One finding that repeats yearly is the distinct gender pay gap that persists in nursing salaries. Male RNs report earning an average of $3,000 more than their female counterparts while a male LPN reports earning an average of $4,000 more than female LPNs. The report points to variations in how men and women work—with  more men reporting working overtime, working on inpatient units, working high differential shifts, and working paid weekend or evening hours—that could account for the higher earnings.

As expected, the greater the education level, the higher the earnings with nurses with a doctoral degree reporting average earnings of $94,000 vs. $75,000 for an associate’s degree level. And, as with many industries, workers with more years of experience, with professional certification, and in higher-paying regions will earn more.

The Medscape report, like Minority Nurse’s annual salary reports, offers points for nurses to think about when choosing a location to live, when considering getting additional education, or when thinking about what type of facility matches their interests and can support their cost of living.

Recognition for Orthopaedic Nurses

Recognition for Orthopaedic Nurses

This week’s observance of National Orthopaedic Nurses Week from October 28 through November 1 calls attention to the work of nurses who care for patients with problems related to their muscles and joints.

Sponsored by the National Association of Orthopaedic Nurses (NAON), the week salutes nurses who work in this field and change the lives of their patients every day. Orthopaedic nurses specialize in treating patients with musculoskeletal problems and all the associated tasks with their treatment.

Because of the wide range of issues that come with musculoskeletal development and use, these nurses may work with patients of all ages.

Orthopaedic nurses may treat patients with any of the following conditions:

  • Arthritis
  • Sports injuries
  • Pediatric disorders such as osteogenesis imperfecta
  • Broken or fractured bones
  • Osteoporosis
  • Carpal tunnel syndrome
  • Back pain and injury
  • Strain and resulting inflammation around tendons and joints

Nurses may diagnose and treat patients with immediate injuries in hospital or emergency department settings. They might also work with a rehabilitation or physical therapy facility to help patients regain their strength, flexibility, and full range of motion. They may work with patients who need various castings to keep bones in place and will help them manage getting around or coping with the casting restrictions.

Every nurse is an essential source of information and for someone who has a mobility-limiting injury or condition, the education provided by nurses can be a true lifesaver. Patients will learn from their nurses about how to control and manage any pain, how to prevent further injury, and what to expect during different stages of healing. If a patient has had any surgery, for example a hip replacement, they will help with plans for how to care for themselves during the healing process and progress through a faster recovery. They will even learn about how to cope with an itchy cast or gain real-life tips for soothing arthritis flare-ups.

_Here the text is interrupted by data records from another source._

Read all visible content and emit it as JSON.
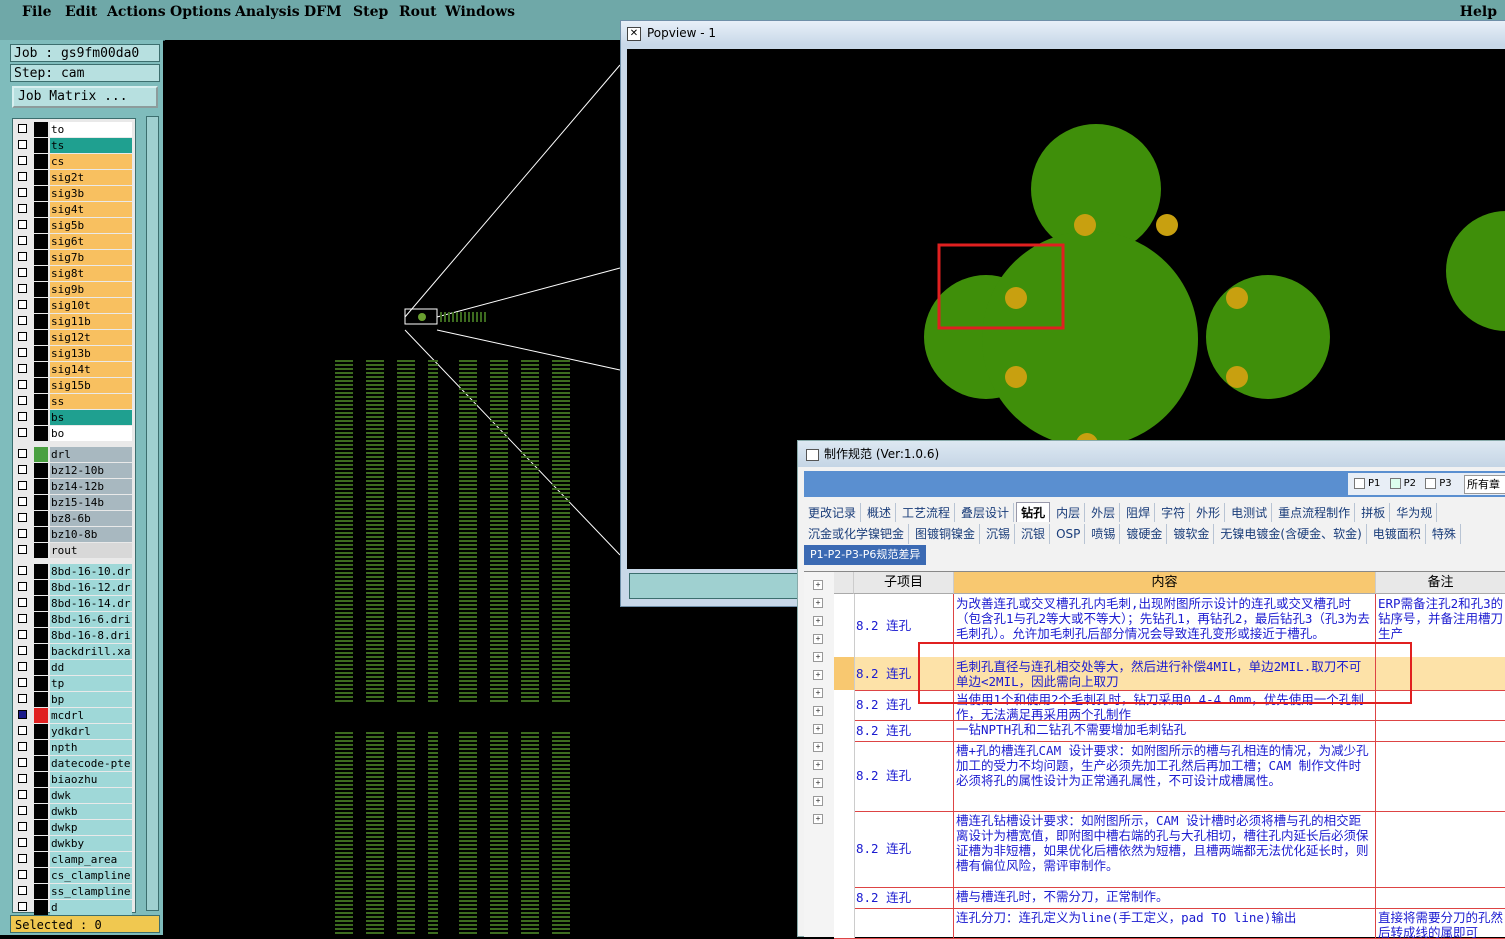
{
  "menubar": {
    "items": [
      "File",
      "Edit",
      "Actions",
      "Options",
      "Analysis",
      "DFM",
      "Step",
      "Rout",
      "Windows"
    ],
    "help": "Help"
  },
  "job": {
    "job_label": "Job : gs9fm00da0",
    "step_label": "Step: cam",
    "matrix_button": "Job Matrix ...",
    "selected": "Selected : 0"
  },
  "layers": [
    {
      "name": "to",
      "color": "#ffffff"
    },
    {
      "name": "ts",
      "color": "#1fa090"
    },
    {
      "name": "cs",
      "color": "#f8c060"
    },
    {
      "name": "sig2t",
      "color": "#f8c060"
    },
    {
      "name": "sig3b",
      "color": "#f8c060"
    },
    {
      "name": "sig4t",
      "color": "#f8c060"
    },
    {
      "name": "sig5b",
      "color": "#f8c060"
    },
    {
      "name": "sig6t",
      "color": "#f8c060"
    },
    {
      "name": "sig7b",
      "color": "#f8c060"
    },
    {
      "name": "sig8t",
      "color": "#f8c060"
    },
    {
      "name": "sig9b",
      "color": "#f8c060"
    },
    {
      "name": "sig10t",
      "color": "#f8c060"
    },
    {
      "name": "sig11b",
      "color": "#f8c060"
    },
    {
      "name": "sig12t",
      "color": "#f8c060"
    },
    {
      "name": "sig13b",
      "color": "#f8c060"
    },
    {
      "name": "sig14t",
      "color": "#f8c060"
    },
    {
      "name": "sig15b",
      "color": "#f8c060"
    },
    {
      "name": "ss",
      "color": "#f8c060"
    },
    {
      "name": "bs",
      "color": "#1fa090"
    },
    {
      "name": "bo",
      "color": "#ffffff"
    },
    {
      "name": "drl",
      "color": "#a8b8c0"
    },
    {
      "name": "bz12-10b",
      "color": "#a8b8c0"
    },
    {
      "name": "bz14-12b",
      "color": "#a8b8c0"
    },
    {
      "name": "bz15-14b",
      "color": "#a8b8c0"
    },
    {
      "name": "bz8-6b",
      "color": "#a8b8c0"
    },
    {
      "name": "bz10-8b",
      "color": "#a8b8c0"
    },
    {
      "name": "rout",
      "color": "#d8d8d8"
    },
    {
      "name": "8bd-16-10.dr",
      "color": "#9fd8d8"
    },
    {
      "name": "8bd-16-12.dr",
      "color": "#9fd8d8"
    },
    {
      "name": "8bd-16-14.dr",
      "color": "#9fd8d8"
    },
    {
      "name": "8bd-16-6.dri",
      "color": "#9fd8d8"
    },
    {
      "name": "8bd-16-8.dri",
      "color": "#9fd8d8"
    },
    {
      "name": "backdrill.xa",
      "color": "#9fd8d8"
    },
    {
      "name": "dd",
      "color": "#9fd8d8"
    },
    {
      "name": "tp",
      "color": "#9fd8d8"
    },
    {
      "name": "bp",
      "color": "#9fd8d8"
    },
    {
      "name": "mcdrl",
      "color": "#9fd8d8"
    },
    {
      "name": "ydkdrl",
      "color": "#9fd8d8"
    },
    {
      "name": "npth",
      "color": "#9fd8d8"
    },
    {
      "name": "datecode-pte",
      "color": "#9fd8d8"
    },
    {
      "name": "biaozhu",
      "color": "#9fd8d8"
    },
    {
      "name": "dwk",
      "color": "#9fd8d8"
    },
    {
      "name": "dwkb",
      "color": "#9fd8d8"
    },
    {
      "name": "dwkp",
      "color": "#9fd8d8"
    },
    {
      "name": "dwkby",
      "color": "#9fd8d8"
    },
    {
      "name": "clamp_area",
      "color": "#9fd8d8"
    },
    {
      "name": "cs_clampline",
      "color": "#9fd8d8"
    },
    {
      "name": "ss_clampline",
      "color": "#9fd8d8"
    },
    {
      "name": "d",
      "color": "#9fd8d8"
    }
  ],
  "popview": {
    "title": "Popview - 1"
  },
  "spec": {
    "title": "制作规范 (Ver:1.0.6)",
    "options": [
      "P1",
      "P2",
      "P3"
    ],
    "all_select": "所有章",
    "tabs_row1": [
      "更改记录",
      "概述",
      "工艺流程",
      "叠层设计",
      "钻孔",
      "内层",
      "外层",
      "阻焊",
      "字符",
      "外形",
      "电测试",
      "重点流程制作",
      "拼板",
      "华为规"
    ],
    "tabs_row2": [
      "沉金或化学镍钯金",
      "图镀铜镍金",
      "沉锡",
      "沉银",
      "OSP",
      "喷锡",
      "镀硬金",
      "镀软金",
      "无镍电镀金(含硬金、软金)",
      "电镀面积",
      "特殊"
    ],
    "tab3": "P1-P2-P3-P6规范差异",
    "headers": {
      "sub": "子项目",
      "content": "内容",
      "note": "备注"
    },
    "rows": [
      {
        "sub": "8.2 连孔",
        "content": "为改善连孔或交叉槽孔孔内毛刺,出现附图所示设计的连孔或交叉槽孔时（包含孔1与孔2等大或不等大）；先钻孔1，再钻孔2，最后钻孔3（孔3为去毛刺孔）。允许加毛刺孔后部分情况会导致连孔变形或接近于槽孔。",
        "note": "ERP需备注孔2和孔3的钻序号，并备注用槽刀生产"
      },
      {
        "sub": "8.2 连孔",
        "content": "毛刺孔直径与连孔相交处等大，然后进行补偿4MIL，单边2MIL.取刀不可单边<2MIL，因此需向上取刀",
        "note": ""
      },
      {
        "sub": "8.2 连孔",
        "content": "当使用1个和使用2个毛刺孔时，钻刀采用0.4-4.0mm，优先使用一个孔制作，无法满足再采用两个孔制作",
        "note": ""
      },
      {
        "sub": "8.2 连孔",
        "content": "一钻NPTH孔和二钻孔不需要增加毛刺钻孔",
        "note": ""
      },
      {
        "sub": "8.2 连孔",
        "content": "槽+孔的槽连孔CAM 设计要求：如附图所示的槽与孔相连的情况，为减少孔加工的受力不均问题，生产必须先加工孔然后再加工槽；CAM 制作文件时必须将孔的属性设计为正常通孔属性，不可设计成槽属性。",
        "note": ""
      },
      {
        "sub": "8.2 连孔",
        "content": "槽连孔钻槽设计要求：如附图所示，CAM 设计槽时必须将槽与孔的相交距离设计为槽宽值，即附图中槽右端的孔与大孔相切，槽往孔内延长后必须保证槽为非短槽，如果优化后槽依然为短槽，且槽两端都无法优化延长时，则槽有偏位风险，需评审制作。",
        "note": ""
      },
      {
        "sub": "8.2 连孔",
        "content": "槽与槽连孔时，不需分刀，正常制作。",
        "note": ""
      },
      {
        "sub": "",
        "content": "连孔分刀：连孔定义为line(手工定义，pad TO line)输出",
        "note": "直接将需要分刀的孔然后转成线的属即可"
      }
    ]
  }
}
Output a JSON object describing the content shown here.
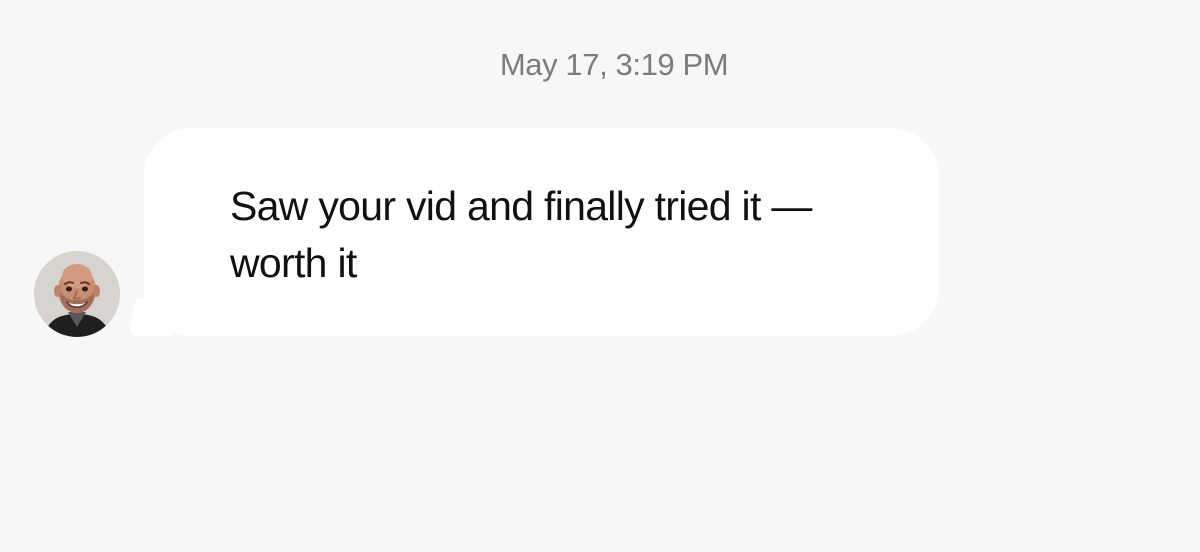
{
  "conversation": {
    "timestamp": "May 17, 3:19 PM",
    "message": {
      "text": "Saw your vid and finally tried it — worth it",
      "sender_avatar": "smiling-man-avatar"
    }
  },
  "colors": {
    "background": "#f7f7f7",
    "bubble": "#ffffff",
    "timestamp_text": "#7c7c7c",
    "message_text": "#111111"
  }
}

As with virtually any nursing specialty, professionals in this nursing path are encouraged to obtain certification through the Orthopaedic Nurses Certification Board. Certification keeps your knowledge and skills current so you’re able to take your experiences, combine it with the latest evidence-based practices, and give your patients the best possible care. Nurses may also continue their quest for lifelong learning with recertification, so even nurses who have obtained this credential can continue to learn more.

Seeing direct patient progress is one of the best parts of being an orthopaedic nurse. It’s especially gratifying to see a patient progress from a badly broken bone to a strong recovery. Helping a patient with a condition that causes painful joints, tendons, and muscles find exercises and treatments that can reduce pain is extremely rewarding.

If you’re an orthopaedic nurse, celebrate with your colleagues this week. Spread the word about what you do so people understand the broad scope of this nursing path—this kind of visibility helps elevate the nursing profession. If you are a nurse leader in your team, continue to offer mentorship to new nurses or those wondering if this career path would match their career goals.